If Congressional Democrats want to be more than George W. Bush’s punching bag in 2003–and in the critical election year of 2004–they must learn the difference between ambition and opposition. In 2002 Senate Democratic leader Tom Daschle and former House Democratic leader Dick Gephardt opted for ambition, mispositioning themselves for presidential runs by steering clear of fights with the Bush Administration on Iraq, civil liberties and the economy. By sacrificing opportunities to undermine and perhaps even upset the GOP momentum, they rendered Democrats irrelevant, and voters responded accordingly.
Daschle got the hint and folded his presidential bid, but with Gephardt and at least a half-dozen other Senate Democrats exploring 2004 presidential candidacies, 2003 will feature plenty of Capitol Hill showboating. But the proper calculation for a presidential campaign is not necessarily the proper calculation for effective legislative opposition. Indeed, if Democrats want to position their party for electoral success in the future, they’ll have to recognize that their party’s future will be decided by how aggressively they oppose a popular yet vulnerable President. To get it right, Democrats have to approach the 108th Congress a lot more strategically than they did the dismal 107th. To wit, they must:
§ Get back to economic basics. Since Bush became President, 1.8 million manufacturing jobs have been lost, unemployment has soared and confidence in the economy has plummeted. New House minority leader Nancy Pelosi proved her worth by filleting the Administration for allowing 800,000 families to lose unemployment benefits during the holiday season. Bush aides were so rattled they included a tepid extension of benefits in the President’s “jobs and growth” plan. Democrats should hold out for better benefits and mount a fierce fight against the plan’s call for eliminating taxes on dividends and speeding up income-tax cuts for the rich. Some Democrats will shudder when the President accuses the party of engaging in “class warfare.” But smart Democrats will counter by echoing Vermont Independent Bernie Sanders’s line: “The Republicans started waging a class war on working-class and middle-class Americans on January 20, 2001. All we are doing is fighting back on behalf of the victims of Administration policies.”

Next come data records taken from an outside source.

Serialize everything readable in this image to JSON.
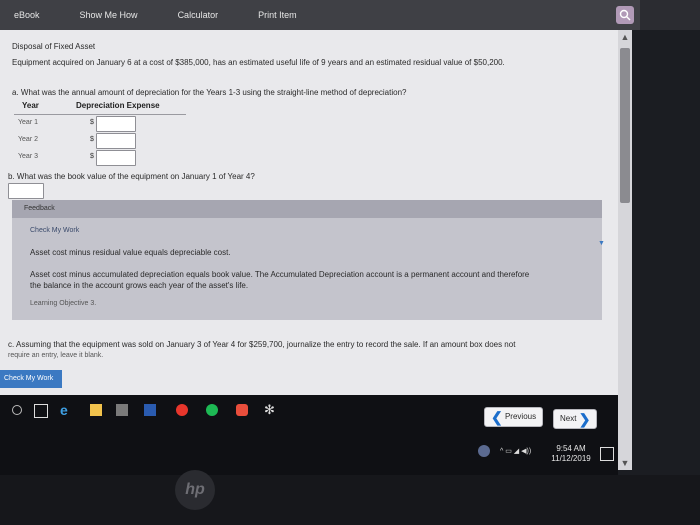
{
  "tabs": [
    "eBook",
    "Show Me How",
    "Calculator",
    "Print Item"
  ],
  "page": {
    "title": "Disposal of Fixed Asset",
    "intro": "Equipment acquired on January 6 at a cost of $385,000, has an estimated useful life of 9 years and an estimated residual value of $50,200.",
    "qa": "a. What was the annual amount of depreciation for the Years 1-3 using the straight-line method of depreciation?",
    "table_headers": [
      "Year",
      "Depreciation Expense"
    ],
    "rows": [
      {
        "label": "Year 1",
        "currency": "$"
      },
      {
        "label": "Year 2",
        "currency": "$"
      },
      {
        "label": "Year 3",
        "currency": "$"
      }
    ],
    "qb": "b. What was the book value of the equipment on January 1 of Year 4?",
    "qb_currency": "$",
    "feedback_title": "Feedback",
    "check_my_work": "Check My Work",
    "fb_line1": "Asset cost minus residual value equals depreciable cost.",
    "fb_line2": "Asset cost minus accumulated depreciation equals book value. The Accumulated Depreciation account is a permanent account and therefore",
    "fb_line3": "the balance in the account grows each year of the asset's life.",
    "learning_objective": "Learning Objective 3.",
    "qc": "c. Assuming that the equipment was sold on January 3 of Year 4 for $259,700, journalize the entry to record the sale. If an amount box does not",
    "qc2": "require an entry, leave it blank.",
    "check_btn": "Check My Work",
    "previous": "Previous",
    "next": "Next"
  },
  "clock": {
    "time": "9:54 AM",
    "date": "11/12/2019"
  },
  "colors": {
    "accent": "#3b79c2",
    "feedback_bg": "#c4c4cc",
    "search_btn": "#b19ab7"
  }
}
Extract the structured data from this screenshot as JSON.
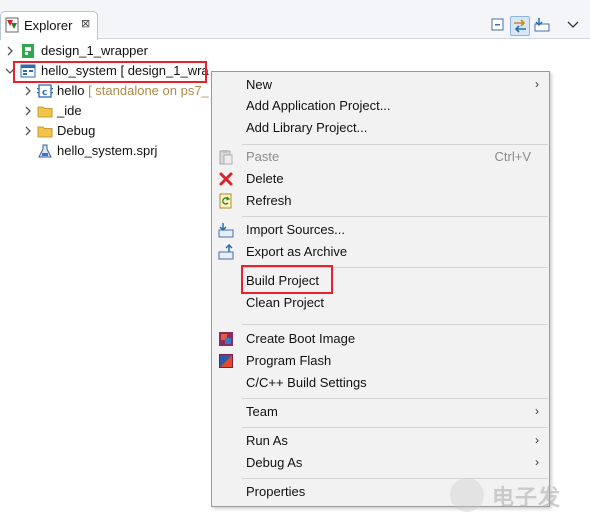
{
  "tab": {
    "title": "Explorer",
    "close_glyph": "⊠"
  },
  "toolbar": {
    "icons": [
      "collapse-all-icon",
      "link-with-editor-icon",
      "filters-icon",
      "view-menu-icon"
    ]
  },
  "tree": {
    "items": [
      {
        "label": "design_1_wrapper",
        "icon": "hw-platform-icon",
        "expanded": false,
        "depth": 0
      },
      {
        "label": "hello_system [ design_1_wra",
        "icon": "system-project-icon",
        "expanded": true,
        "depth": 0,
        "selected": true
      },
      {
        "label": "hello",
        "decoration": " [ standalone on ps7_",
        "icon": "c-project-icon",
        "expanded": false,
        "depth": 1
      },
      {
        "label": "_ide",
        "icon": "folder-icon",
        "expanded": false,
        "depth": 1
      },
      {
        "label": "Debug",
        "icon": "folder-icon",
        "expanded": false,
        "depth": 1
      },
      {
        "label": "hello_system.sprj",
        "icon": "flask-icon",
        "expanded": false,
        "depth": 1
      }
    ]
  },
  "menu": {
    "new": "New",
    "add_application_project": "Add Application Project...",
    "add_library_project": "Add Library Project...",
    "paste": "Paste",
    "paste_shortcut": "Ctrl+V",
    "delete": "Delete",
    "refresh": "Refresh",
    "import_sources": "Import Sources...",
    "export_as_archive": "Export as Archive",
    "build_project": "Build Project",
    "clean_project": "Clean Project",
    "create_boot_image": "Create Boot Image",
    "program_flash": "Program Flash",
    "build_settings": "C/C++ Build Settings",
    "team": "Team",
    "run_as": "Run As",
    "debug_as": "Debug As",
    "properties": "Properties",
    "submenu_arrow": "›"
  },
  "colors": {
    "highlight_box": "#e8212b",
    "menu_bg": "#f2f2f2",
    "decoration": "#b08a4a"
  },
  "watermark": {
    "text": "电子发"
  }
}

§ Stop avoiding issues of war and peace. While the majority of Democrats in Congress opposed last fall’s vote to hand Bush a blank check to wage war on Iraq, the party has no coherent stance regarding Iraq, North Korea or the war on terrorism. Instead of letting the agenda be set by Administration apologists like Daschle and Joe Lieberman–another presidential hopeful–senior Senate Democrats like Bob Graham, Dan Inouye and Carl Levin, all foes of the Iraq resolution, should be encouraged to fashion a critique that exposes the true costs of imperial ambitions (which empty the domestic treasury into the Defense Department trough), advance a pragmatic policy that supports containment rather than confrontation and position their party on the side of the multilateral approaches to foreign policy that polls show Americans favor.

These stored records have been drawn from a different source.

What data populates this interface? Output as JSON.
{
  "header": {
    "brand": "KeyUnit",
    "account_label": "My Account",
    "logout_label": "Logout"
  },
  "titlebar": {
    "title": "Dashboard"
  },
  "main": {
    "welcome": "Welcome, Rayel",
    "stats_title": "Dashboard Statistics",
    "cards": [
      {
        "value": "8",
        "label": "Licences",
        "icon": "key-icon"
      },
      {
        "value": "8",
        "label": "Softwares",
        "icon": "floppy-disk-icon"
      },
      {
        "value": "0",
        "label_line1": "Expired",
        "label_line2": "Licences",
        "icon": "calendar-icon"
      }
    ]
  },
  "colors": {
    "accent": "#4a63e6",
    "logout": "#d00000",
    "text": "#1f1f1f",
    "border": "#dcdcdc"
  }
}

§ Fight Medicare privatization. New Senate majority leader Bill Frist, a healthcare industry millionaire, has a lot of ambitious ideas about privatizing Medicare and Medicaid. Frist and the White House will seek to cloak their schemes in complex funding mechanisms, and they’ll try to soften the blow by promising to increase cash flow for states that have historically felt cheated; Congressional Democrats must get some Ross Perot-style charts and start educating voters about how privatization of healthcare programs is as dangerous as privatization of Social Security.

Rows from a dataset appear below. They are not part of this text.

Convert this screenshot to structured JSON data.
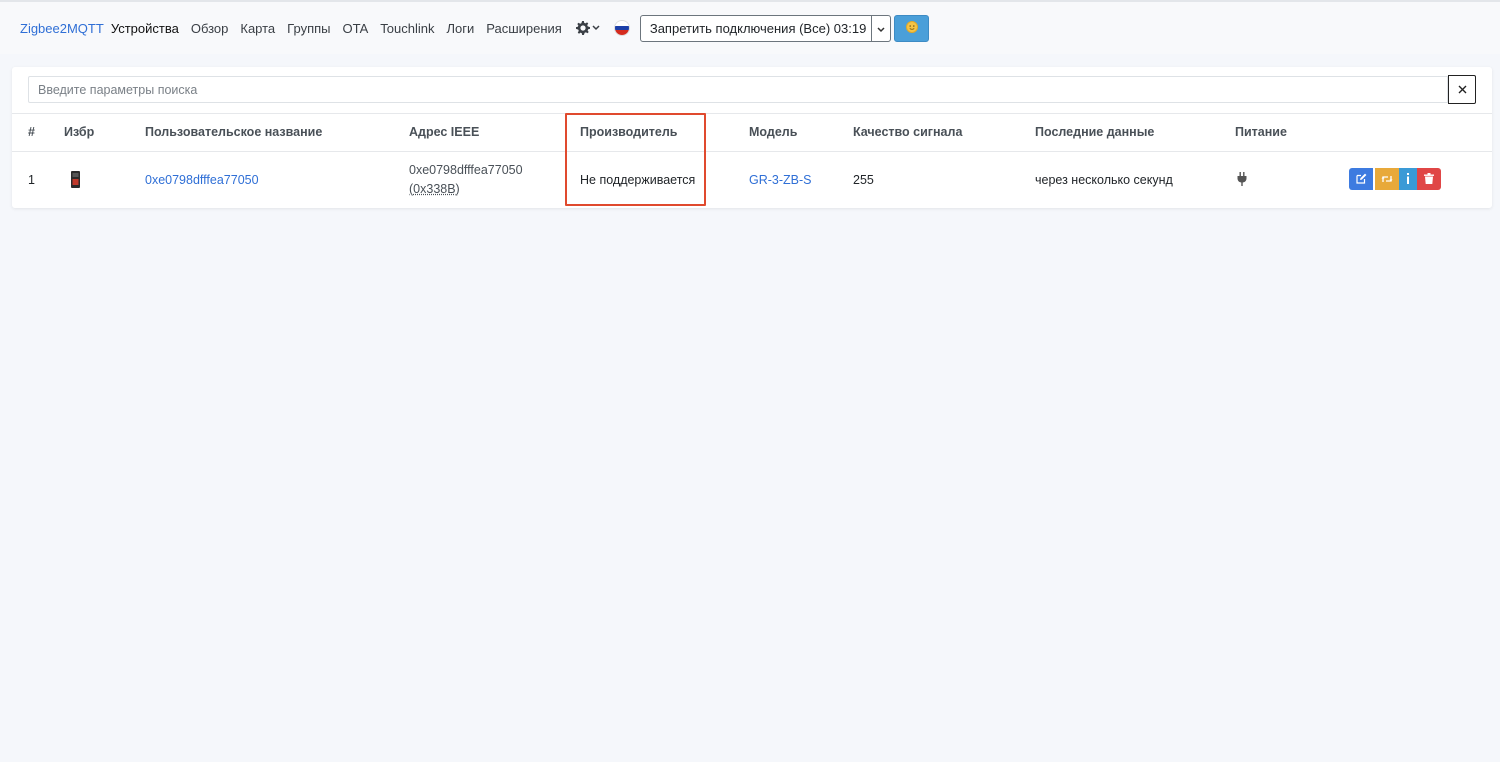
{
  "navbar": {
    "brand": "Zigbee2MQTT",
    "links": [
      "Устройства",
      "Обзор",
      "Карта",
      "Группы",
      "OTA",
      "Touchlink",
      "Логи",
      "Расширения"
    ],
    "permit_button": "Запретить подключения (Все) 03:19"
  },
  "search": {
    "placeholder": "Введите параметры поиска",
    "value": ""
  },
  "table": {
    "headers": [
      "#",
      "Избр",
      "Пользовательское название",
      "Адрес IEEE",
      "Производитель",
      "Модель",
      "Качество сигнала",
      "Последние данные",
      "Питание"
    ],
    "rows": [
      {
        "index": "1",
        "friendly_name": "0xe0798dfffea77050",
        "ieee": "0xe0798dfffea77050",
        "nwk": "(0x338B)",
        "manufacturer": "Не поддерживается",
        "model": "GR-3-ZB-S",
        "lqi": "255",
        "last_seen": "через несколько секунд"
      }
    ]
  },
  "colors": {
    "accent": "#2f6fd6",
    "highlight": "#e04a2e",
    "edit": "#3d7be0",
    "rename": "#e8a93a",
    "info": "#3a9ad6",
    "delete": "#e04646"
  },
  "icons": {
    "settings": "gear-icon",
    "language": "russia-flag-icon",
    "theme": "sun-icon",
    "clear": "close-icon",
    "power": "plug-icon"
  }
}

§ Challenge appointments. Bush will probably nominate at least one new Supreme Court Justice in 2003; he has already renominated Charles Pickering and Priscilla Owen, both previously rejected. Bush is also packing nonjudicial positions with extremists on issues ranging from abortion rights to environmental protection. Confirmation fights offer a chance not just to battle bad nominees but to highlight bad policies. Bush’s Treasury Secretary pick, CSX Corporation CEO John Snow, was guaranteed a pension of $2.4 million a year for life, yet the Administration wants to undermine workers’ pension protections. Why not oppose Snow unless he pledges to preserve pension rights for all Americans? Snow’s confirmation hearings also provide a chance to revisit corporate corruption questions Democrats let slide last year.
§ Refuse to let Trent Lott’s resignation end the debate about Republicans and race. With a civil rights voting record that’s as bad as Lott’s, Frist represents only a stylistic shift. Democrats should highlight the hypocrisy by a push for embracing the Leadership Conference on Civil Rights legislation to expand hate crimes laws, ban racial profiling and change the Administration’s education-funding formulas.
§ Build a grand coalition to defend civil liberties. Bob Barr is working with the ACLU, and William Safire is condemning Administration assaults on basic freedoms. Isn’t it time for Democrats to get serious about the Constitution? House Judiciary Committee chair James Sensenbrenner and ranking Democrat John Conyers have asserted their committee’s right to monitor the Patriot Act’s implications. That’s a start and, with a score of cities passing resolutions urging the act’s repeal, Democrats have plenty of “cover” for a defense of the Bill of Rights.